Entries provided:
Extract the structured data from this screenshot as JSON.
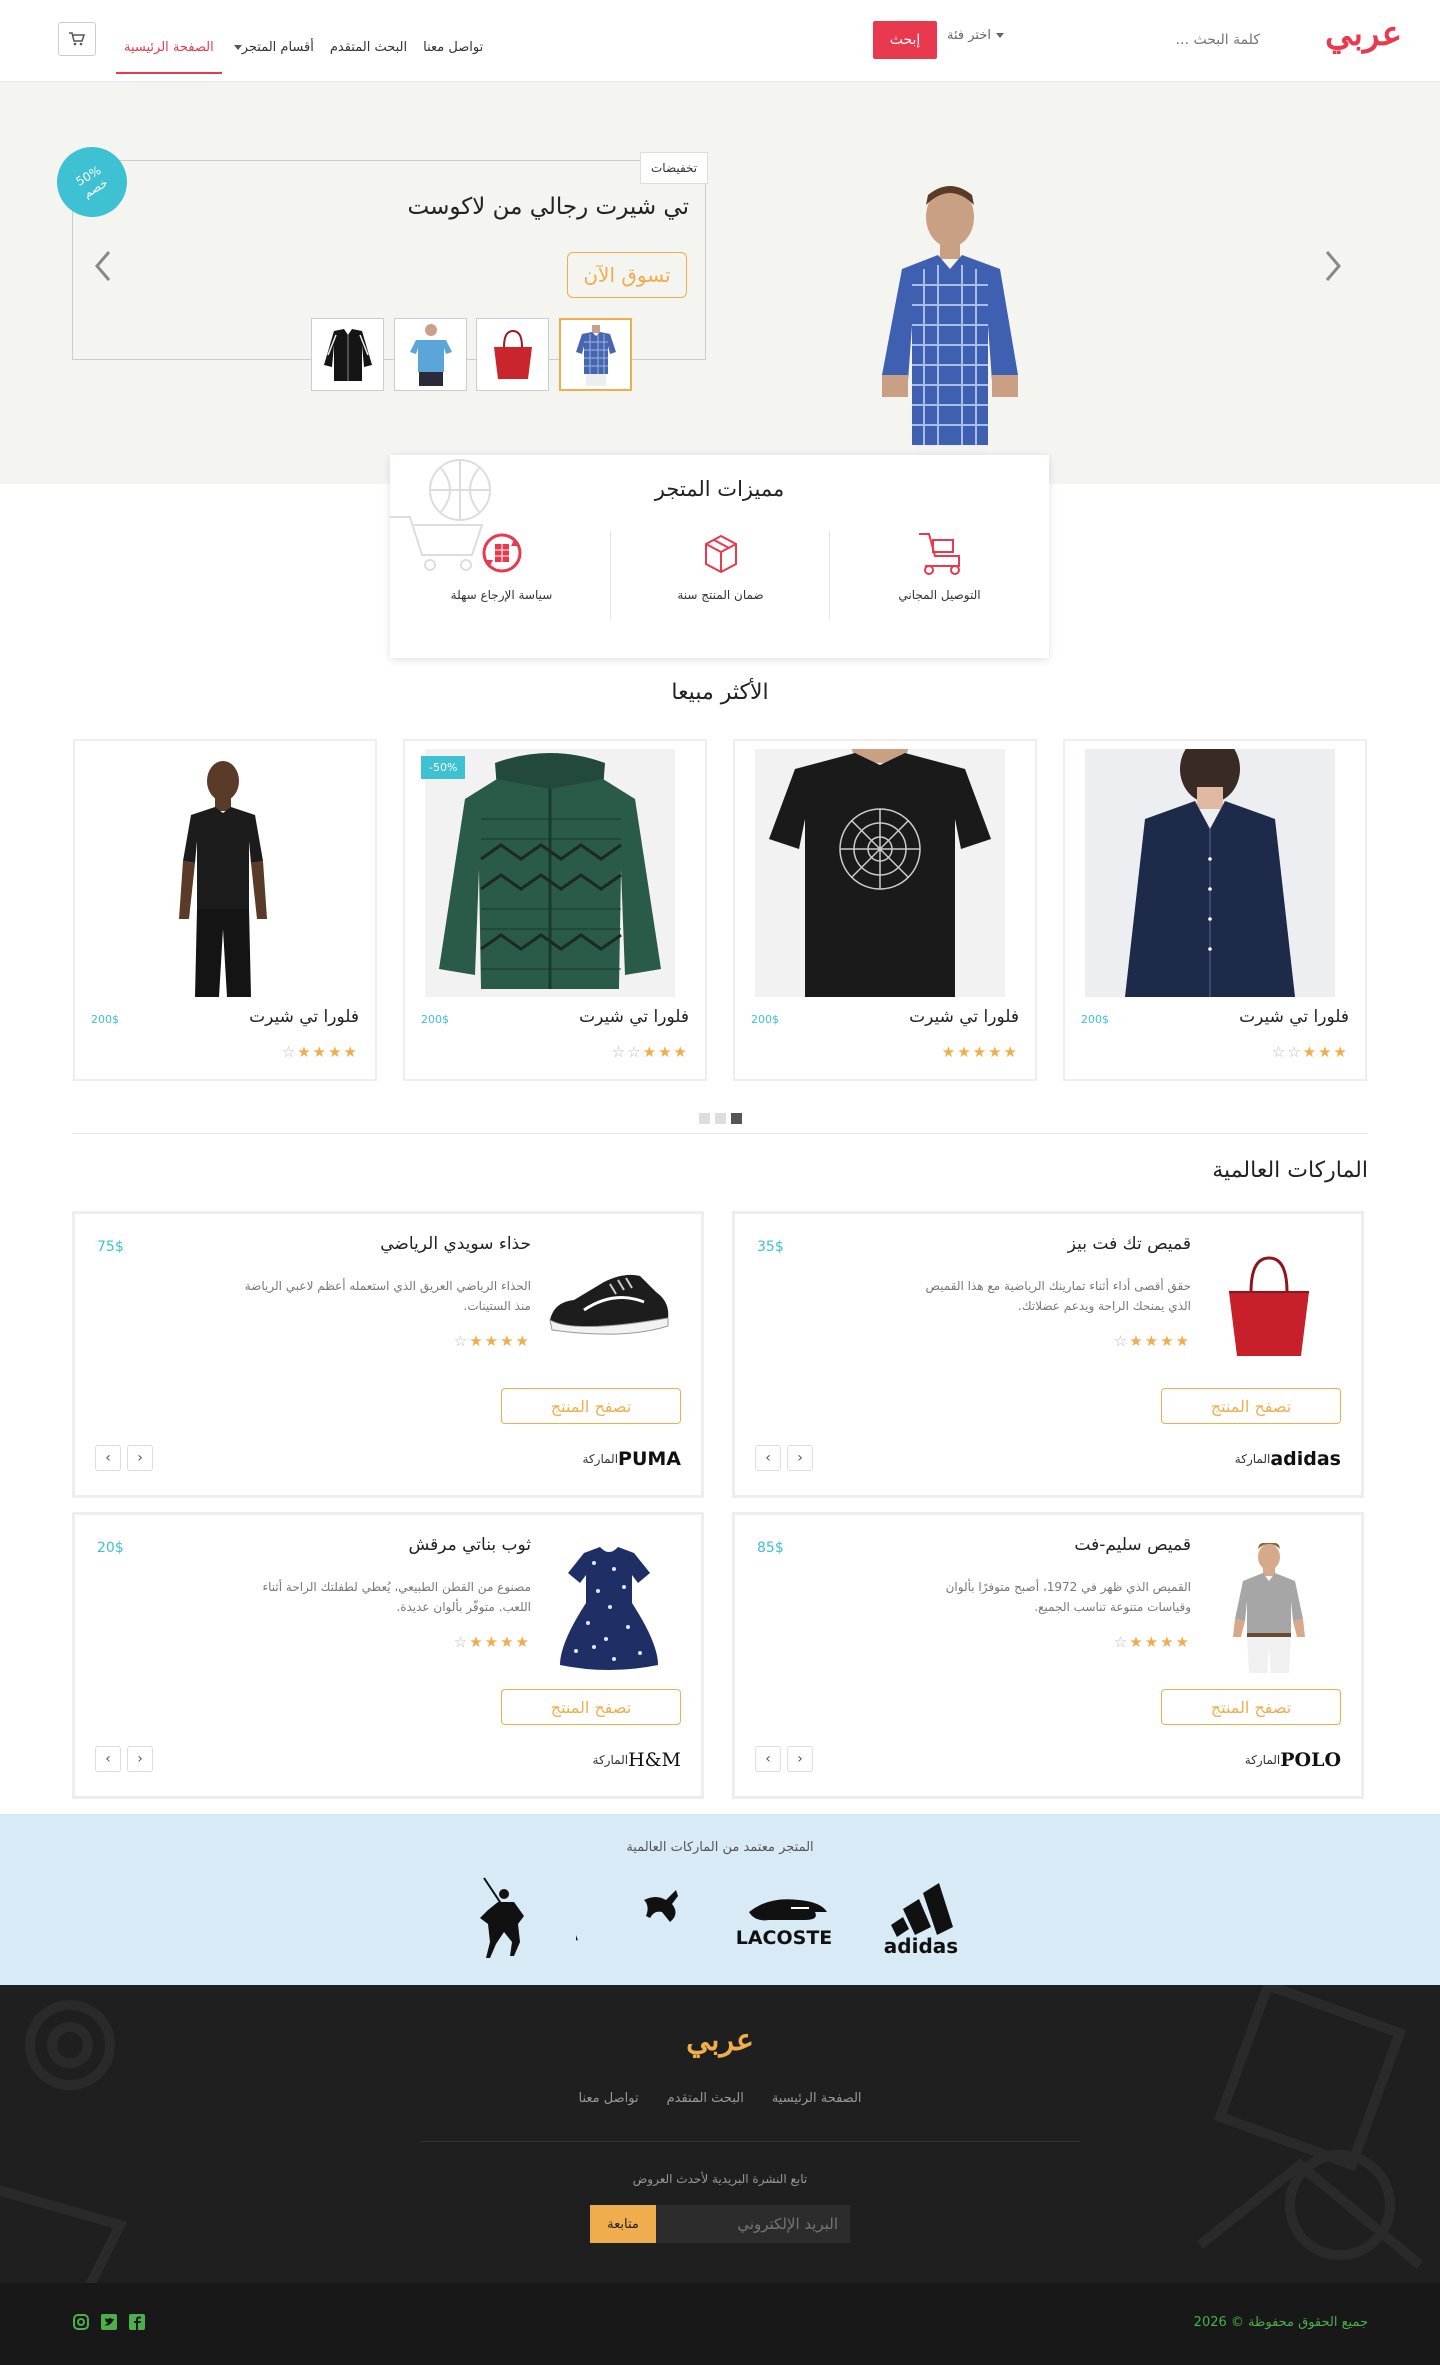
{
  "header": {
    "logo": "عربي",
    "search_placeholder": "كلمة البحث ...",
    "category_select": "اختر فئة",
    "search_button": "إبحث",
    "nav": [
      {
        "label": "الصفحة الرئيسية",
        "active": true
      },
      {
        "label": "أقسام المتجر",
        "dropdown": true
      },
      {
        "label": "البحث المتقدم"
      },
      {
        "label": "تواصل معنا"
      }
    ],
    "cart_icon": "cart-icon"
  },
  "hero": {
    "tag": "تخفيضات",
    "title": "تي شيرت رجالي من لاكوست",
    "button": "تسوق الآن",
    "badge_line1": "50%",
    "badge_line2": "خصم",
    "thumbnails": [
      "blue-shirt",
      "red-bag",
      "blue-tshirt",
      "black-jacket"
    ],
    "active_thumbnail": 0
  },
  "features": {
    "title": "مميزات المتجر",
    "items": [
      {
        "label": "التوصيل المجاني",
        "icon": "delivery-icon"
      },
      {
        "label": "ضمان المنتج سنة",
        "icon": "box-icon"
      },
      {
        "label": "سياسة الإرجاع سهلة",
        "icon": "return-icon"
      }
    ],
    "accent": "#e8394e"
  },
  "best_selling": {
    "title": "الأكثر مبيعا",
    "products": [
      {
        "name": "فلورا تي شيرت",
        "price": "200$",
        "rating": 3,
        "image": "navy-blouse"
      },
      {
        "name": "فلورا تي شيرت",
        "price": "200$",
        "rating": 5,
        "image": "black-print-tshirt"
      },
      {
        "name": "فلورا تي شيرت",
        "price": "200$",
        "rating": 3,
        "image": "green-jacket",
        "badge": "50%-"
      },
      {
        "name": "فلورا تي شيرت",
        "price": "200$",
        "rating": 4,
        "image": "black-tshirt-model"
      }
    ],
    "pager": {
      "pages": 3,
      "active": 0
    }
  },
  "brands": {
    "title": "الماركات العالمية",
    "brand_label": "الماركة",
    "button": "تصفح المنتج",
    "products": [
      {
        "name": "قميص تك فت بيز",
        "price": "35$",
        "desc": "حقق أقصى أداء أثناء تمارينك الرياضية مع هذا القميص الذي يمنحك الراحة ويدعم عضلاتك.",
        "rating": 4,
        "brand": "adidas",
        "image": "red-bag"
      },
      {
        "name": "حذاء سويدي الرياضي",
        "price": "75$",
        "desc": "الحذاء الرياضي العريق الذي استعمله أعظم لاعبي الرياضة منذ الستينات.",
        "rating": 4,
        "brand": "PUMA",
        "image": "black-sneaker"
      },
      {
        "name": "قميص سليم-فت",
        "price": "85$",
        "desc": "القميص الذي ظهر في 1972، أصبح متوفرًا بألوان وقياسات متنوعة تناسب الجميع.",
        "rating": 4,
        "brand": "POLO",
        "image": "polo-shirt-model"
      },
      {
        "name": "ثوب بناتي مرقش",
        "price": "20$",
        "desc": "مصنوع من القطن الطبيعي، يُعطي لطفلتك الراحة أثناء اللعب. متوفّر بألوان عديدة.",
        "rating": 4,
        "brand": "H&M",
        "image": "girls-dress"
      }
    ]
  },
  "partners": {
    "label": "المتجر معتمد من الماركات العالمية",
    "logos": [
      "adidas",
      "LACOSTE",
      "PUMA",
      "polo-ralph-lauren"
    ]
  },
  "footer": {
    "logo": "عربي",
    "links": [
      "الصفحة الرئيسية",
      "البحث المتقدم",
      "تواصل معنا"
    ],
    "newsletter_label": "تابع النشرة البريدية لأحدث العروض",
    "email_placeholder": "البريد الإلكتروني",
    "subscribe_button": "متابعة",
    "copyright": "جميع الحقوق محفوظة © 2026",
    "social": [
      "facebook-icon",
      "twitter-icon",
      "instagram-icon"
    ]
  },
  "colors": {
    "accent": "#e8394e",
    "gold": "#f0ad4e",
    "teal": "#3ec1d3",
    "partners_bg": "#d9eaf7",
    "footer_bg": "#1f1f1f"
  }
}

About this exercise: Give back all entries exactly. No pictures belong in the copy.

Written answer:
Extract the structured data from this screenshot as JSON.
{
  "header": {
    "logo": "عربي",
    "search_placeholder": "كلمة البحث ...",
    "category_select": "اختر فئة",
    "search_button": "إبحث",
    "nav": [
      {
        "label": "الصفحة الرئيسية",
        "active": true
      },
      {
        "label": "أقسام المتجر",
        "dropdown": true
      },
      {
        "label": "البحث المتقدم"
      },
      {
        "label": "تواصل معنا"
      }
    ],
    "cart_icon": "cart-icon"
  },
  "hero": {
    "tag": "تخفيضات",
    "title": "تي شيرت رجالي من لاكوست",
    "button": "تسوق الآن",
    "badge_line1": "50%",
    "badge_line2": "خصم",
    "thumbnails": [
      "blue-shirt",
      "red-bag",
      "blue-tshirt",
      "black-jacket"
    ],
    "active_thumbnail": 0
  },
  "features": {
    "title": "مميزات المتجر",
    "items": [
      {
        "label": "التوصيل المجاني",
        "icon": "delivery-icon"
      },
      {
        "label": "ضمان المنتج سنة",
        "icon": "box-icon"
      },
      {
        "label": "سياسة الإرجاع سهلة",
        "icon": "return-icon"
      }
    ],
    "accent": "#e8394e"
  },
  "best_selling": {
    "title": "الأكثر مبيعا",
    "products": [
      {
        "name": "فلورا تي شيرت",
        "price": "200$",
        "rating": 3,
        "image": "navy-blouse"
      },
      {
        "name": "فلورا تي شيرت",
        "price": "200$",
        "rating": 5,
        "image": "black-print-tshirt"
      },
      {
        "name": "فلورا تي شيرت",
        "price": "200$",
        "rating": 3,
        "image": "green-jacket",
        "badge": "50%-"
      },
      {
        "name": "فلورا تي شيرت",
        "price": "200$",
        "rating": 4,
        "image": "black-tshirt-model"
      }
    ],
    "pager": {
      "pages": 3,
      "active": 0
    }
  },
  "brands": {
    "title": "الماركات العالمية",
    "brand_label": "الماركة",
    "button": "تصفح المنتج",
    "products": [
      {
        "name": "قميص تك فت بيز",
        "price": "35$",
        "desc": "حقق أقصى أداء أثناء تمارينك الرياضية مع هذا القميص الذي يمنحك الراحة ويدعم عضلاتك.",
        "rating": 4,
        "brand": "adidas",
        "image": "red-bag"
      },
      {
        "name": "حذاء سويدي الرياضي",
        "price": "75$",
        "desc": "الحذاء الرياضي العريق الذي استعمله أعظم لاعبي الرياضة منذ الستينات.",
        "rating": 4,
        "brand": "PUMA",
        "image": "black-sneaker"
      },
      {
        "name": "قميص سليم-فت",
        "price": "85$",
        "desc": "القميص الذي ظهر في 1972، أصبح متوفرًا بألوان وقياسات متنوعة تناسب الجميع.",
        "rating": 4,
        "brand": "POLO",
        "image": "polo-shirt-model"
      },
      {
        "name": "ثوب بناتي مرقش",
        "price": "20$",
        "desc": "مصنوع من القطن الطبيعي، يُعطي لطفلتك الراحة أثناء اللعب. متوفّر بألوان عديدة.",
        "rating": 4,
        "brand": "H&M",
        "image": "girls-dress"
      }
    ]
  },
  "partners": {
    "label": "المتجر معتمد من الماركات العالمية",
    "logos": [
      "adidas",
      "LACOSTE",
      "PUMA",
      "polo-ralph-lauren"
    ]
  },
  "footer": {
    "logo": "عربي",
    "links": [
      "الصفحة الرئيسية",
      "البحث المتقدم",
      "تواصل معنا"
    ],
    "newsletter_label": "تابع النشرة البريدية لأحدث العروض",
    "email_placeholder": "البريد الإلكتروني",
    "subscribe_button": "متابعة",
    "copyright": "جميع الحقوق محفوظة © 2026",
    "social": [
      "facebook-icon",
      "twitter-icon",
      "instagram-icon"
    ]
  },
  "colors": {
    "accent": "#e8394e",
    "gold": "#f0ad4e",
    "teal": "#3ec1d3",
    "partners_bg": "#d9eaf7",
    "footer_bg": "#1f1f1f"
  }
}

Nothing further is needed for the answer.